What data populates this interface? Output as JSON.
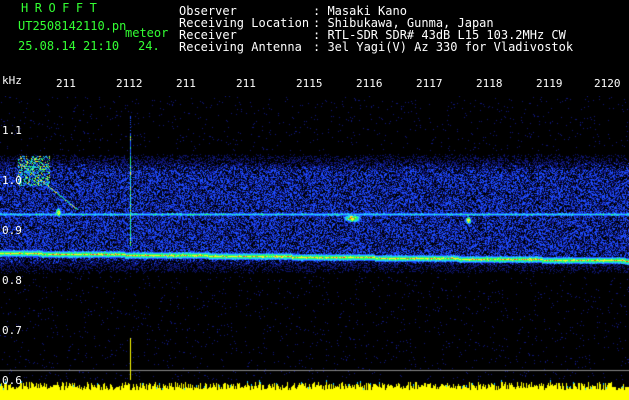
{
  "header": {
    "logo": "HROFFT",
    "filename": "UT2508142110.pn",
    "mode": "meteor",
    "datetime": "25.08.14 21:10",
    "extra": "24.",
    "fields": [
      {
        "label": "Observer",
        "value": ": Masaki Kano"
      },
      {
        "label": "Receiving Location",
        "value": ": Shibukawa, Gunma, Japan"
      },
      {
        "label": "Receiver",
        "value": ": RTL-SDR SDR# 43dB L15 103.2MHz CW"
      },
      {
        "label": "Receiving Antenna",
        "value": ": 3el Yagi(V) Az 330 for Vladivostok"
      }
    ]
  },
  "time_axis": {
    "ticks": [
      "211",
      "2112",
      "211",
      "211",
      "2115",
      "2116",
      "2117",
      "2118",
      "2119",
      "2120"
    ]
  },
  "freq_axis": {
    "unit": "kHz",
    "labels": [
      "1.1",
      "1.0",
      "0.9",
      "0.8",
      "0.7",
      "0.6"
    ]
  },
  "colors": {
    "header_green": "#33ff33",
    "background": "#000000",
    "noise_floor": "#ffff00"
  }
}
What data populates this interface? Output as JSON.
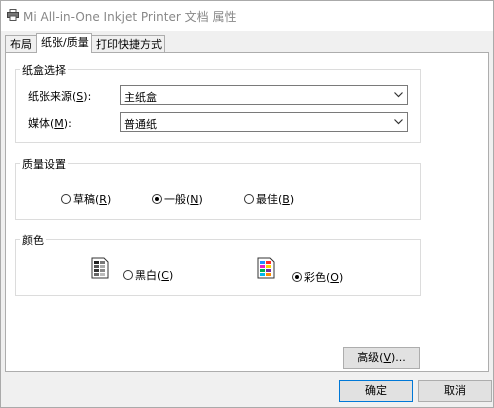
{
  "window": {
    "title": "Mi All-in-One Inkjet Printer 文档 属性",
    "icon": "printer-icon"
  },
  "tabs": [
    {
      "label": "布局",
      "active": false
    },
    {
      "label": "纸张/质量",
      "active": true
    },
    {
      "label": "打印快捷方式",
      "active": false
    }
  ],
  "tray_group": {
    "title": "纸盒选择",
    "source_label": "纸张来源(",
    "source_key": "S",
    "source_suffix": "):",
    "source_value": "主纸盒",
    "media_label": "媒体(",
    "media_key": "M",
    "media_suffix": "):",
    "media_value": "普通纸"
  },
  "quality_group": {
    "title": "质量设置",
    "options": [
      {
        "label": "草稿(",
        "key": "R",
        "suffix": ")",
        "checked": false
      },
      {
        "label": "一般(",
        "key": "N",
        "suffix": ")",
        "checked": true
      },
      {
        "label": "最佳(",
        "key": "B",
        "suffix": ")",
        "checked": false
      }
    ]
  },
  "color_group": {
    "title": "颜色",
    "options": [
      {
        "label": "黑白(",
        "key": "C",
        "suffix": ")",
        "checked": false,
        "icon": "grayscale-document-icon"
      },
      {
        "label": "彩色(",
        "key": "O",
        "suffix": ")",
        "checked": true,
        "icon": "color-document-icon"
      }
    ]
  },
  "buttons": {
    "advanced_label": "高级(",
    "advanced_key": "V",
    "advanced_suffix": ")...",
    "ok_label": "确定",
    "cancel_label": "取消"
  },
  "colors": {
    "accent": "#0078d7",
    "background": "#f0f0f0",
    "panel": "#ffffff"
  }
}
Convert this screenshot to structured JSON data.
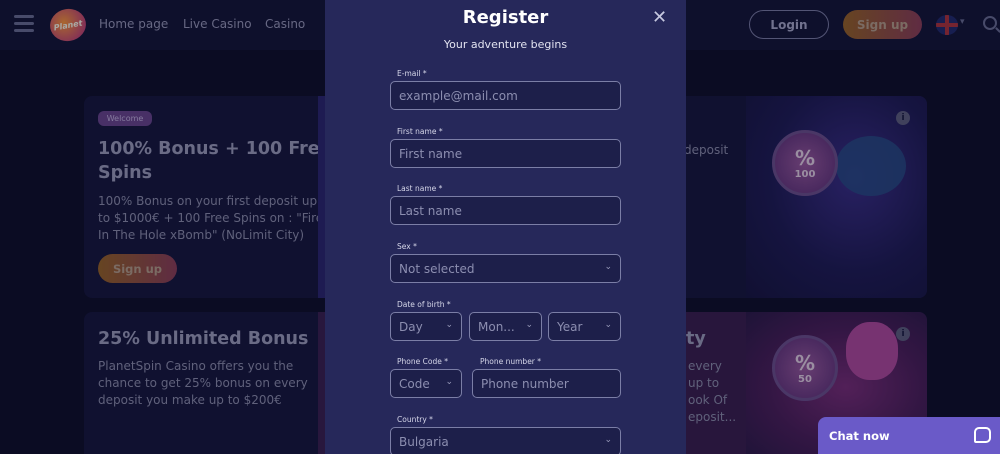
{
  "header": {
    "logo_text": "Planet",
    "nav": [
      "Home page",
      "Live Casino",
      "Casino"
    ],
    "login_label": "Login",
    "signup_label": "Sign up",
    "language_icon": "uk-flag-icon",
    "search_icon": "search-icon"
  },
  "promos": [
    {
      "badge": "Welcome",
      "title_line1": "100% Bonus + 100 Free",
      "title_line2": "Spins",
      "desc_lines": [
        "100% Bonus on your first deposit up",
        "to $1000€ + 100 Free Spins on : \"Fire",
        "In The Hole xBomb\" (NoLimit City)"
      ],
      "button": "Sign up",
      "side_text": "deposit",
      "coin_value": "100",
      "coin_symbol": "%"
    },
    {
      "title_line1": "25% Unlimited Bonus",
      "desc_lines": [
        "PlanetSpin Casino offers you the",
        "chance to get 25% bonus on every",
        "deposit you make up to $200€"
      ],
      "side_title": "ty",
      "side_lines": [
        "every",
        "up to",
        "ook Of",
        "eposit..."
      ],
      "coin_value": "50",
      "coin_symbol": "%"
    }
  ],
  "info_glyph": "i",
  "modal": {
    "title": "Register",
    "close_glyph": "✕",
    "subtitle": "Your adventure begins",
    "email_label": "E-mail *",
    "email_placeholder": "example@mail.com",
    "firstname_label": "First name *",
    "firstname_placeholder": "First name",
    "lastname_label": "Last name *",
    "lastname_placeholder": "Last name",
    "sex_label": "Sex *",
    "sex_value": "Not selected",
    "dob_label": "Date of birth *",
    "dob_day": "Day",
    "dob_month": "Mon...",
    "dob_year": "Year",
    "phonecode_label": "Phone Code *",
    "phonecode_value": "Code",
    "phone_label": "Phone number *",
    "phone_placeholder": "Phone number",
    "country_label": "Country *",
    "country_value": "Bulgaria",
    "chevron": "⌄"
  },
  "chat": {
    "label": "Chat now"
  }
}
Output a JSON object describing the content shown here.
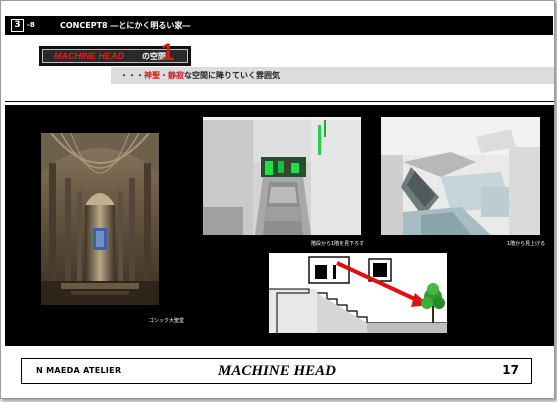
{
  "header": {
    "section_number": "3",
    "section_sub": "-8",
    "concept_line": "CONCEPT8 ―とにかく明るい家―"
  },
  "title": {
    "name_red": "MACHINE HEAD",
    "name_suffix": "の空間",
    "number": "1"
  },
  "subtitle": {
    "prefix": "・・・",
    "red_part": "神聖・静寂",
    "rest": "な空間に降りていく雰囲気"
  },
  "images": {
    "cathedral_caption": "ゴシック大聖堂",
    "view_down_caption": "階段から1階を見下ろす",
    "view_up_caption": "1階から見上げる"
  },
  "footer": {
    "atelier": "N MAEDA  ATELIER",
    "project_title": "MACHINE HEAD",
    "page_number": "17"
  }
}
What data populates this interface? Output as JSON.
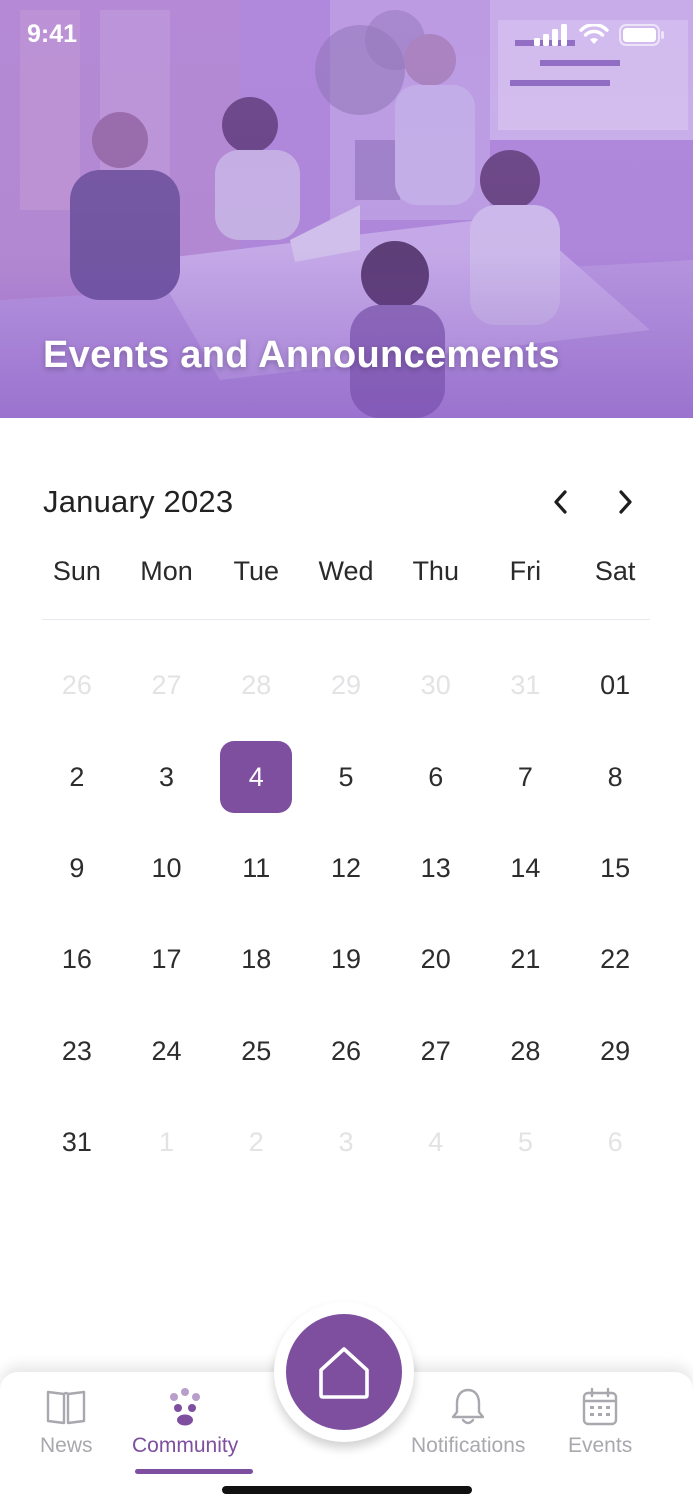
{
  "status_bar": {
    "time": "9:41"
  },
  "hero": {
    "title": "Events and Announcements"
  },
  "calendar": {
    "month_label": "January 2023",
    "prev_icon": "chevron-left-icon",
    "next_icon": "chevron-right-icon",
    "weekdays": [
      "Sun",
      "Mon",
      "Tue",
      "Wed",
      "Thu",
      "Fri",
      "Sat"
    ],
    "days": [
      {
        "label": "26",
        "muted": true
      },
      {
        "label": "27",
        "muted": true
      },
      {
        "label": "28",
        "muted": true
      },
      {
        "label": "29",
        "muted": true
      },
      {
        "label": "30",
        "muted": true
      },
      {
        "label": "31",
        "muted": true
      },
      {
        "label": "01",
        "muted": false
      },
      {
        "label": "2"
      },
      {
        "label": "3"
      },
      {
        "label": "4",
        "selected": true
      },
      {
        "label": "5"
      },
      {
        "label": "6"
      },
      {
        "label": "7"
      },
      {
        "label": "8"
      },
      {
        "label": "9"
      },
      {
        "label": "10"
      },
      {
        "label": "11"
      },
      {
        "label": "12"
      },
      {
        "label": "13"
      },
      {
        "label": "14"
      },
      {
        "label": "15"
      },
      {
        "label": "16"
      },
      {
        "label": "17"
      },
      {
        "label": "18"
      },
      {
        "label": "19"
      },
      {
        "label": "20"
      },
      {
        "label": "21"
      },
      {
        "label": "22"
      },
      {
        "label": "23"
      },
      {
        "label": "24"
      },
      {
        "label": "25"
      },
      {
        "label": "26"
      },
      {
        "label": "27"
      },
      {
        "label": "28"
      },
      {
        "label": "29"
      },
      {
        "label": "31"
      },
      {
        "label": "1",
        "muted": true
      },
      {
        "label": "2",
        "muted": true
      },
      {
        "label": "3",
        "muted": true
      },
      {
        "label": "4",
        "muted": true
      },
      {
        "label": "5",
        "muted": true
      },
      {
        "label": "6",
        "muted": true
      }
    ],
    "selected_day": "4"
  },
  "tabbar": {
    "tabs": [
      {
        "label": "News",
        "icon": "book-icon",
        "active": false
      },
      {
        "label": "Community",
        "icon": "community-icon",
        "active": true
      },
      {
        "label": "Notifications",
        "icon": "bell-icon",
        "active": false
      },
      {
        "label": "Events",
        "icon": "calendar-icon",
        "active": false
      }
    ],
    "home_icon": "home-icon"
  },
  "colors": {
    "accent": "#7d4f9e",
    "inactive_tab": "#a8a8ae",
    "muted_day": "#e3e3e6"
  }
}
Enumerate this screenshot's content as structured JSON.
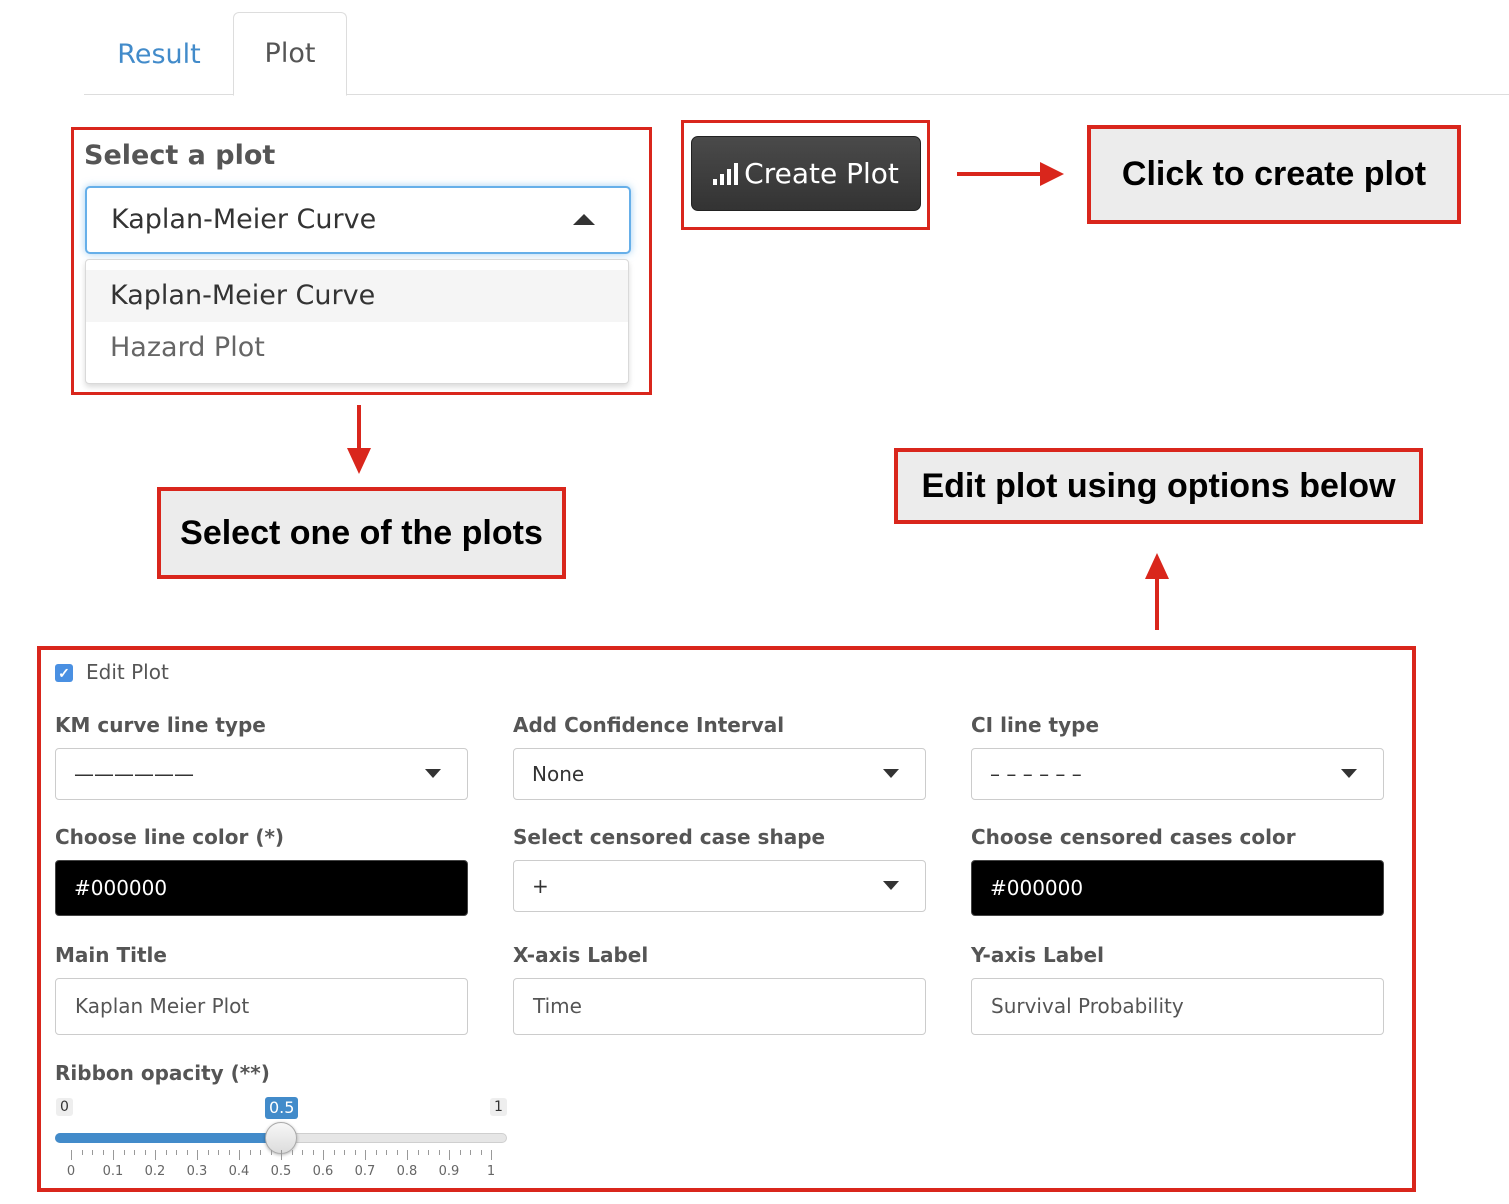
{
  "tabs": [
    {
      "label": "Result",
      "active": false
    },
    {
      "label": "Plot",
      "active": true
    }
  ],
  "plot_select": {
    "label": "Select a plot",
    "selected": "Kaplan-Meier Curve",
    "options": [
      "Kaplan-Meier Curve",
      "Hazard Plot"
    ]
  },
  "create_button": {
    "label": "Create Plot",
    "icon": "signal-bars-icon"
  },
  "callouts": {
    "create": "Click to create plot",
    "select": "Select one of the plots",
    "edit": "Edit plot using options below"
  },
  "edit_plot": {
    "checkbox_label": "Edit Plot",
    "checked": true,
    "km_line_type": {
      "label": "KM curve line type",
      "value": "——————"
    },
    "confidence_interval": {
      "label": "Add Confidence Interval",
      "value": "None"
    },
    "ci_line_type": {
      "label": "CI line type",
      "value": "– – – – – –"
    },
    "line_color": {
      "label": "Choose line color (*)",
      "value": "#000000"
    },
    "censored_shape": {
      "label": "Select censored case shape",
      "value": "+"
    },
    "censored_color": {
      "label": "Choose censored cases color",
      "value": "#000000"
    },
    "main_title": {
      "label": "Main Title",
      "value": "Kaplan Meier Plot"
    },
    "x_label": {
      "label": "X-axis Label",
      "value": "Time"
    },
    "y_label": {
      "label": "Y-axis Label",
      "value": "Survival Probability"
    },
    "ribbon_opacity": {
      "label": "Ribbon opacity (**)",
      "min": "0",
      "max": "1",
      "value": "0.5",
      "ticks": [
        "0",
        "0.1",
        "0.2",
        "0.3",
        "0.4",
        "0.5",
        "0.6",
        "0.7",
        "0.8",
        "0.9",
        "1"
      ]
    }
  },
  "colors": {
    "accent": "#428bca",
    "annotation_red": "#d9261c",
    "callout_bg": "#ececec"
  }
}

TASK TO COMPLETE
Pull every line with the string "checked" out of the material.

EXPECTED ANSWER
        "checked": false
        "checked": true
        "checked": false
        "checked": false,
        "checked": true,
    "checked": true,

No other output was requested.